Lawyers may also request advance fees, sometimes called retainer fees, in specific cases. An advance or retainer is a fee paid upfront to an attorney as a down payment on services. As the case progresses, the lawyer’s billable hours are subtracted from the retainer. When it’s gone, the lawyer can request an additional retainer or bill the client for actual hours worked as they happen. This is in addition to any other expenses related to the case the attorney bills for.
Because there are various fee structures charged in the legal industry, it is important you understand them so you can make an informed decision about what type of fee arrangement to enter into. At Stewart Law Offices, we do not want for you to forego receiving the legal representation you need during this challenging time, so legal services provided by our personal injury attorneys are on a contingency fee basis. You don’t have to pay us any fees upfront, and we can get started immediately.
Attorney Fees Vs. Legal Costs

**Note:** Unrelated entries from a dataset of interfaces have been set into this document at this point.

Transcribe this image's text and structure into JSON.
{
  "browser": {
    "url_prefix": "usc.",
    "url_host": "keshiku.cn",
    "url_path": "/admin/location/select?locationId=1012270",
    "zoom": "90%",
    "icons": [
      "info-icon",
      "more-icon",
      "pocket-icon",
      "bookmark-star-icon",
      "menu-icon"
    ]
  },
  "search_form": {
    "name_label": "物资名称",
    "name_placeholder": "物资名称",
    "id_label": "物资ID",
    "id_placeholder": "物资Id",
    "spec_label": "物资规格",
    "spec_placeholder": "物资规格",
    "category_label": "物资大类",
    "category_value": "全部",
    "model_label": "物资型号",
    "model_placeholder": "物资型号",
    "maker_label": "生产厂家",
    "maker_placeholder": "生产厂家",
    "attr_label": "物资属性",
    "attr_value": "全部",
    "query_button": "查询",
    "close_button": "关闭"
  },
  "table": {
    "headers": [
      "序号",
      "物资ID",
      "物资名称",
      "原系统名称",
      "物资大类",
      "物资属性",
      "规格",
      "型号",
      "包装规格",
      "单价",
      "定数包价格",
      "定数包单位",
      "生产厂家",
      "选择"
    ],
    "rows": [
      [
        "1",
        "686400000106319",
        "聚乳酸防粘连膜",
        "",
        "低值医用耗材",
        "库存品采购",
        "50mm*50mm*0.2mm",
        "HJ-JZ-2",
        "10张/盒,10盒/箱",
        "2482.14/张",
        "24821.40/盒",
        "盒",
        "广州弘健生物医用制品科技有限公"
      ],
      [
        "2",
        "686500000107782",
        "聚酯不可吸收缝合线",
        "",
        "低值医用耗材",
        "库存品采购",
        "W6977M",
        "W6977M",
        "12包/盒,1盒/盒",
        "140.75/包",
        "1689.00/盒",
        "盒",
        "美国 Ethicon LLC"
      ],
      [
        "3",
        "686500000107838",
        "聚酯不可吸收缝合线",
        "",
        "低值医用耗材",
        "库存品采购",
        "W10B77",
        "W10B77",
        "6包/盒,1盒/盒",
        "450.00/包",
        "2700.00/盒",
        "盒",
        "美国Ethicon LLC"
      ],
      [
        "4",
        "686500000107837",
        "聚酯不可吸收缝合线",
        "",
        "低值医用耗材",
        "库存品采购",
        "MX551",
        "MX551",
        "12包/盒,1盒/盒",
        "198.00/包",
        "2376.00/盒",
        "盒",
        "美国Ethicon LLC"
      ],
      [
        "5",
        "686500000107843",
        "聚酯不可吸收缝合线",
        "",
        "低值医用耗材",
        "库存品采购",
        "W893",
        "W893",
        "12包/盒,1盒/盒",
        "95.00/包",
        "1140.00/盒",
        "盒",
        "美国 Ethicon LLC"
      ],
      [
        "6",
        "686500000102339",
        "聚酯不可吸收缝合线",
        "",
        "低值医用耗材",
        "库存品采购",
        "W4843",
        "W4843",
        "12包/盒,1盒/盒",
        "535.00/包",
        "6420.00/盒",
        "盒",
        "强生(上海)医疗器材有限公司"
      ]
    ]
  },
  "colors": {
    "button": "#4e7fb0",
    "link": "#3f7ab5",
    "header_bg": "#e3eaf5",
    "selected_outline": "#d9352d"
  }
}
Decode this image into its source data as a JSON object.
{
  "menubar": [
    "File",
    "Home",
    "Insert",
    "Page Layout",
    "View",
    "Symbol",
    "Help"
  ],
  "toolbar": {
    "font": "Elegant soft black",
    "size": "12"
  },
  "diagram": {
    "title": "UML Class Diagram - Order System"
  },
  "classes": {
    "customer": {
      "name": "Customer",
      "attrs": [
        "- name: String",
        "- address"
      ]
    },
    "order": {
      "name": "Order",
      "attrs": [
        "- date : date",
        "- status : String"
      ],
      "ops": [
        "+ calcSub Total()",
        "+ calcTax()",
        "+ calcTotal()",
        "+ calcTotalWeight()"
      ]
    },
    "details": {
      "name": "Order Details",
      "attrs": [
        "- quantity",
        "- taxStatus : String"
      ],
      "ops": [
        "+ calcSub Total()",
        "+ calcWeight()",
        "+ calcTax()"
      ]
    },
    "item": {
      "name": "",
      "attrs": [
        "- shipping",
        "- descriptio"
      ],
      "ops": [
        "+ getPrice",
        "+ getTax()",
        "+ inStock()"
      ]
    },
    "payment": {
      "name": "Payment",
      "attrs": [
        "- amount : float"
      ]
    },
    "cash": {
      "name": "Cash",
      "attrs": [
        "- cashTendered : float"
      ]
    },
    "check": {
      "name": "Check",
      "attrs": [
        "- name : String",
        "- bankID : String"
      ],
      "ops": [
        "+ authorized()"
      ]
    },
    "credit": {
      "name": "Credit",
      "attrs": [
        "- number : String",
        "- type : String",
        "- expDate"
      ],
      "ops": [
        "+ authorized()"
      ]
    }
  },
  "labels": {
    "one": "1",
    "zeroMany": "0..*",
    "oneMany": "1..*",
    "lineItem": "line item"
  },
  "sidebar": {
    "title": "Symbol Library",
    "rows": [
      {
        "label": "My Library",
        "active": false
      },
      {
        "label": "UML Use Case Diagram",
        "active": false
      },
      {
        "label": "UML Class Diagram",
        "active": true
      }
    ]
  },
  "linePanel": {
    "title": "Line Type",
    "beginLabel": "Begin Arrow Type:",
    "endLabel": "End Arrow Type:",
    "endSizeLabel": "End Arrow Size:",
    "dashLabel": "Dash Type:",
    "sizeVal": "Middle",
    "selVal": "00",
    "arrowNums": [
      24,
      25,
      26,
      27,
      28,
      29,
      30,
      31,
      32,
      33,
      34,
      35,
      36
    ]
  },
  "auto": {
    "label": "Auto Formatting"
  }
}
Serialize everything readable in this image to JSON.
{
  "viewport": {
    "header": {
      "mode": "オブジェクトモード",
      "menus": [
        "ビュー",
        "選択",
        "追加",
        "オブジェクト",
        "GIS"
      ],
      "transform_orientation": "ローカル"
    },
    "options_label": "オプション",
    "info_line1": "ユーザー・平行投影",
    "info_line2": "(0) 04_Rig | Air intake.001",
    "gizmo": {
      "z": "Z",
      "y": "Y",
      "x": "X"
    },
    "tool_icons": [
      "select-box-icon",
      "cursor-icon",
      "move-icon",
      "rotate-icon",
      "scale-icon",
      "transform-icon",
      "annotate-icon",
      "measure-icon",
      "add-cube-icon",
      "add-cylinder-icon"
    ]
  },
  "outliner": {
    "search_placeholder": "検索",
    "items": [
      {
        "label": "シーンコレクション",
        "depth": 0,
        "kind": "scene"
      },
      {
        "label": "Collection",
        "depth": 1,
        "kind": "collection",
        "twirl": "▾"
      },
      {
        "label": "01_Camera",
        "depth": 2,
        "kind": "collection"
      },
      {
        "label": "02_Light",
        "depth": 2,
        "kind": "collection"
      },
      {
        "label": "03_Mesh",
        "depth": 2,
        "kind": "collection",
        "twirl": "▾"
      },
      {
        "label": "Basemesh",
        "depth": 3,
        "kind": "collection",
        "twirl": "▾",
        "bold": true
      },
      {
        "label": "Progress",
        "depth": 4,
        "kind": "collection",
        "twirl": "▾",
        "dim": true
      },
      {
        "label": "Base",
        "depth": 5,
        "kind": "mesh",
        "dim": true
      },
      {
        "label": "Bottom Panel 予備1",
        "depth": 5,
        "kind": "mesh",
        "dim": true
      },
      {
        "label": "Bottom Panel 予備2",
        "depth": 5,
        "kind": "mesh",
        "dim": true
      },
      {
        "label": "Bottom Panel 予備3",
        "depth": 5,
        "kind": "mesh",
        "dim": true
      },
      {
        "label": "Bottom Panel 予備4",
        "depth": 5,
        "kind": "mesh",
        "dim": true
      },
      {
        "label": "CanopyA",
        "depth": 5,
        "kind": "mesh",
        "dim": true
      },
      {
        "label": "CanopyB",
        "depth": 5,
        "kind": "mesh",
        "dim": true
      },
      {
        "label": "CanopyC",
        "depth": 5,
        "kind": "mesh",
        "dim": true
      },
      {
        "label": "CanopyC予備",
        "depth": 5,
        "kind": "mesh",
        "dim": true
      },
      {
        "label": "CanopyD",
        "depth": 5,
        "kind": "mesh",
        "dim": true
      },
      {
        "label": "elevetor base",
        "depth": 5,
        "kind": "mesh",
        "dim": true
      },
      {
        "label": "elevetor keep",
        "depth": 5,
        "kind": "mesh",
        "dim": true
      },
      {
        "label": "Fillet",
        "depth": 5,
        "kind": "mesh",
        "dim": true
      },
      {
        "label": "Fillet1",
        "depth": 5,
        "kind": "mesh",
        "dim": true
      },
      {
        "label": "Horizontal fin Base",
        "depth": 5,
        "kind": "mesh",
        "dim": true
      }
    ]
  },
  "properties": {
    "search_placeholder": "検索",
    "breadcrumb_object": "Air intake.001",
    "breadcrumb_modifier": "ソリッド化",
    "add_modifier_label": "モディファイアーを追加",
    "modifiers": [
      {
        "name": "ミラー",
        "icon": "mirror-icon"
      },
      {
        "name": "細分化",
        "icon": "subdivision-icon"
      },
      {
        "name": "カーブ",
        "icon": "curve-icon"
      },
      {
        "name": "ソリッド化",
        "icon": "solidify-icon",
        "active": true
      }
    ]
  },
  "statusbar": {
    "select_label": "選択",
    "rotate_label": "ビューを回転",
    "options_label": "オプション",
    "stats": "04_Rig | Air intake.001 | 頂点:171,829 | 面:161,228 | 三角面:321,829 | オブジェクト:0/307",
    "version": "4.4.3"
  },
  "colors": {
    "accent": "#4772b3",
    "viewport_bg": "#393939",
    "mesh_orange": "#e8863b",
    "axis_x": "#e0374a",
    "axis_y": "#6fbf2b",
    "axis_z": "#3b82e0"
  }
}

There is a lot of confusion surrounding attorney fees and legal costs in personal injury claims. What you pay an attorney to work on your case is not the same as what you must pay an attorney for legal expenses associated with working on your personal injury case. Attorney fees account for the time and effort an attorney puts into organizing an individual’s case and representing them.
Legal costs are separate from attorney fees. An attorney may incur costs and expenses on behalf of a client when preparing a claim or case. It is common for an attorney to bill these additional costs directly to the client, in addition to attorney fees outlined by the attorney’s fee agreement.
Some of the most common legal costs involved in personal injury cases that are passed along to a client can include:
- Copy fees
- Postage fees
- Court filing fees
- Courier fees
- Witness fees
- Fees to obtain your medical records
- Travel expenses
- Expert witness fees
- Court reporter costs
Potential clients can discuss an attorney’s fee structure and any anticipated legal costs associated with their case in the initial consultation to get a better idea of what to expect.
Contact an Experienced Personal Injury Attorney for Help
At Stewart Law Offices, our compassionate legal team understands the financially challenging position you may be in after an accident caused by a careless individual. We work on contingency so you won’t pay upfront costs. Discuss your situation with a personal injury lawyer from our legal team today during a free case consultation. We will work tirelessly to obtain fair compensation on your behalf.